At times, because of the bitter experiences Welles had been through, and because, in my opinion, his understanding of those experiences was quite limited, I find him somewhat self-deluded and cynical at times. This has to do with the postwar period, its traumas, and the Hollywood left as a whole. When he says, “If I had ever been asked to name Communists and I had wanted to, I could have pointed fingers for two days. They never called me. I kept asking to be called. I begged to be called because I wanted to describe the difference between the progressives or liberals and the Communists,” when he says that, it’s pretty ugly.

First of all, he wouldn’t have done any such thing at the time. He does say, if “I had wanted to.”

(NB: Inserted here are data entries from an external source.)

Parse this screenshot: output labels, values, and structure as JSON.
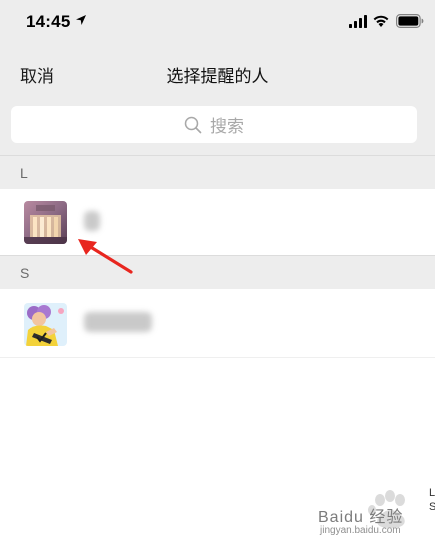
{
  "status": {
    "time": "14:45"
  },
  "nav": {
    "cancel_label": "取消",
    "title": "选择提醒的人"
  },
  "search": {
    "placeholder": "搜索"
  },
  "sections": [
    {
      "letter": "L",
      "contacts": [
        {
          "name": ""
        }
      ]
    },
    {
      "letter": "S",
      "contacts": [
        {
          "name": ""
        }
      ]
    }
  ],
  "index_bar": {
    "letters": [
      "L",
      "S"
    ]
  },
  "watermark": {
    "text": "Baidu 经验",
    "url": "jingyan.baidu.com"
  },
  "colors": {
    "header_bg": "#ededed",
    "annotation_arrow": "#e8261f",
    "text": "#111111"
  }
}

I’m not a supporter of the Communist Party and Stalinism, obviously. But the CP was not simply Stalin and the gulag. The left wing in Hollywood was not purged because of Stalin’s crimes. The American ruling elite couldn’t have cared less about those. They wanted to eliminate the danger of the population being exposed to critical, radical ideas.

One of the interesting things Roger Hill says, referring to the postwar period, is, “I was all starry-eyed. You were, too. We thought that we could make a world government that would work.” They were all totally unprepared for what was to come in the Cold War, the McCarthyite period, including the attacks on them.

There is a lot of history in this book. You’re touching on big issues, big, unresolved issues.

TT: One of the things that make this book timely is that numerous topics discussed are timeless. A friend of mine wrote me a thoughtful letter after reading Friendship, in which he wrote: “Your book is much more than about the friendship of Roger & Orson. To me it an outstanding perspective on almost 60 years of American and World history: 1926-1985, from when Orson entered Todd to when he died. Both Roger and Orson were true geniuses with photographic memories. I was fascinated by their ability to not only quote Shakespeare and other plays, but also the Bible. They were clearly ‘ahead of their times.’”

DW: These individuals are so interesting because they were culturally, politically committed people, people who thought about things, who read and studied history and literature. I don’t have to agree with everything they say, but they are serious human beings, engaged with life. And there isn’t a great deal of that around, at least in public circles, these days.

TT: Thank you. I hope the book will find an audience.

DW: It deserves to.